Search the records for the string "connected" and copy every line where it turns up.

*** EXTRACTED DATA ***

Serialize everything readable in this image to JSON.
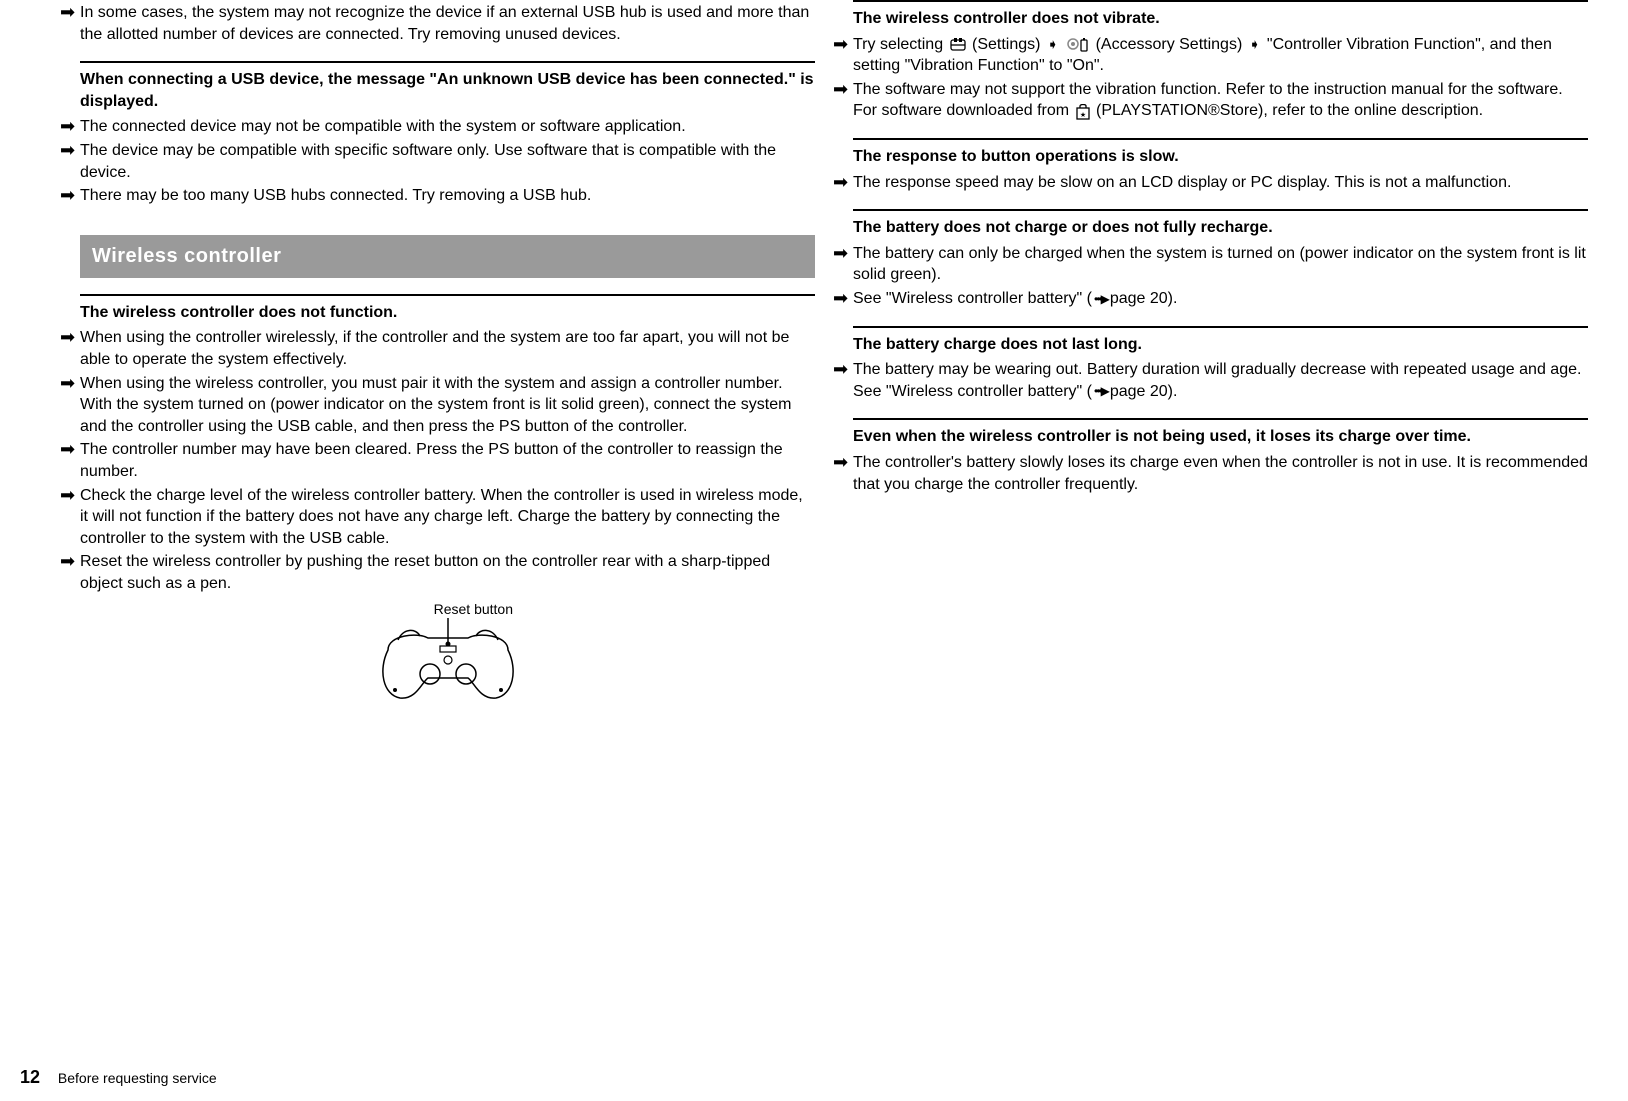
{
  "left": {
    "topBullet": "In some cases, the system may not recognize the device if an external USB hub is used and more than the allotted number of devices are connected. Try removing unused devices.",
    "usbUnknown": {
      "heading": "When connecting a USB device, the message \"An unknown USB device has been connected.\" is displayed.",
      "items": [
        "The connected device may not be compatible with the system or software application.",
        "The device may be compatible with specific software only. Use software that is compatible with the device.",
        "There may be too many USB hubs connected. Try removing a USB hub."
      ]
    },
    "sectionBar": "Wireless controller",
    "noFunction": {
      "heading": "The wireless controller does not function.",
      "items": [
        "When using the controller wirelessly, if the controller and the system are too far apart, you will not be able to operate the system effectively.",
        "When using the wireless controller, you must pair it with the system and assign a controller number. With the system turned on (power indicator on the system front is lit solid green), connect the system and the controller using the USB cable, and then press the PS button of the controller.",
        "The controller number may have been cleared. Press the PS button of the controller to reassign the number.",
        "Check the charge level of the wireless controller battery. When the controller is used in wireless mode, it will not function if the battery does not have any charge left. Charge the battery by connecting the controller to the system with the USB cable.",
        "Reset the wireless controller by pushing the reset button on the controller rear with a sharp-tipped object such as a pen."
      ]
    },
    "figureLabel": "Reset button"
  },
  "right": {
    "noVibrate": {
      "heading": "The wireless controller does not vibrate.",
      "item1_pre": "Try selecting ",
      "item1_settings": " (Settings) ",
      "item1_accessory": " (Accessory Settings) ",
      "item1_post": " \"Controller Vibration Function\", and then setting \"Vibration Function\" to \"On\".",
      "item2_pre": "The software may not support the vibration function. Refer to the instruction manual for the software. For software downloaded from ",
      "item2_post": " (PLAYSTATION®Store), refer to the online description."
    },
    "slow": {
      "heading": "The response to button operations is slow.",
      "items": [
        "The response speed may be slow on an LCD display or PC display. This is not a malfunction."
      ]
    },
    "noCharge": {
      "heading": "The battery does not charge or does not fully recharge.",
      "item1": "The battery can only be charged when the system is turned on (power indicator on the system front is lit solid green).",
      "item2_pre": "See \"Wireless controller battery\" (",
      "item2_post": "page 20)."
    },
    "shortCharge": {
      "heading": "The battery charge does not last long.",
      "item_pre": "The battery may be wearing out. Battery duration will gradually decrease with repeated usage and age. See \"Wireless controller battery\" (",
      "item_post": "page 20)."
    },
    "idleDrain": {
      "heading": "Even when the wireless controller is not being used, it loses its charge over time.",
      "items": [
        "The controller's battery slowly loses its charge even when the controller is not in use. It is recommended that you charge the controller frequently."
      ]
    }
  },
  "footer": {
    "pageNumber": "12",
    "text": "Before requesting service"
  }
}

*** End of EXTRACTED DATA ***

TASK RESULT:
    "topBullet": "In some cases, the system may not recognize the device if an external USB hub is used and more than the allotted number of devices are connected. Try removing unused devices.",
      "heading": "When connecting a USB device, the message \"An unknown USB device has been connected.\" is displayed.",
        "The connected device may not be compatible with the system or software application.",
        "There may be too many USB hubs connected. Try removing a USB hub."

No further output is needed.